▶ Dataset extract:
☆ ☆ ☆ ☆ ☆ ☆ ☆

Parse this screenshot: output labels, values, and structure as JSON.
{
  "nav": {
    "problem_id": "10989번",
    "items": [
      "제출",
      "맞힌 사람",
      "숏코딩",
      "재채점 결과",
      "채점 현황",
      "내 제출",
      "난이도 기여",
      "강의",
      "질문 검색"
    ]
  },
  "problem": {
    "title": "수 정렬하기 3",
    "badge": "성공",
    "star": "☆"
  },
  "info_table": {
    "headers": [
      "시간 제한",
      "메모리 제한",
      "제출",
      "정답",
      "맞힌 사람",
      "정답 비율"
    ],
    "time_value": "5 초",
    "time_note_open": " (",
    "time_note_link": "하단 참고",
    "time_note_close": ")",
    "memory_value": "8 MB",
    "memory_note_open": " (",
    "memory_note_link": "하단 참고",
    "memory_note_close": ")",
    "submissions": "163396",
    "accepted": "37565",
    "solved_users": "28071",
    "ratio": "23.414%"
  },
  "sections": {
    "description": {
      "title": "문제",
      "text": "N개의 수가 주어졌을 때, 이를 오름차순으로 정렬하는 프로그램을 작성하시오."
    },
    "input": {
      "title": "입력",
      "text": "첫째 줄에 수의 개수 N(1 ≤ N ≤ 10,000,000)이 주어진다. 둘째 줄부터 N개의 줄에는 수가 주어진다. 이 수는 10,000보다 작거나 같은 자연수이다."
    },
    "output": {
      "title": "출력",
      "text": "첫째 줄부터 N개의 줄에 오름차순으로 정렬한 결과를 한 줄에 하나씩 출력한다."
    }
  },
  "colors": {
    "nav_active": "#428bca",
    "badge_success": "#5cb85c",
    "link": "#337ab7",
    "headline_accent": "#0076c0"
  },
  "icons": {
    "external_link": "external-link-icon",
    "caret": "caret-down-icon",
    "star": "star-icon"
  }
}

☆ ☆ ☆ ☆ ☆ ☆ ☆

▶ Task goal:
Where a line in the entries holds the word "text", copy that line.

▶ Response to this exercise:
      "text": "N개의 수가 주어졌을 때, 이를 오름차순으로 정렬하는 프로그램을 작성하시오."
      "text": "첫째 줄에 수의 개수 N(1 ≤ N ≤ 10,000,000)이 주어진다. 둘째 줄부터 N개의 줄에는 수가 주어진다. 이 수는 10,000보다 작거나 같은 자연수이다."
      "text": "첫째 줄부터 N개의 줄에 오름차순으로 정렬한 결과를 한 줄에 하나씩 출력한다."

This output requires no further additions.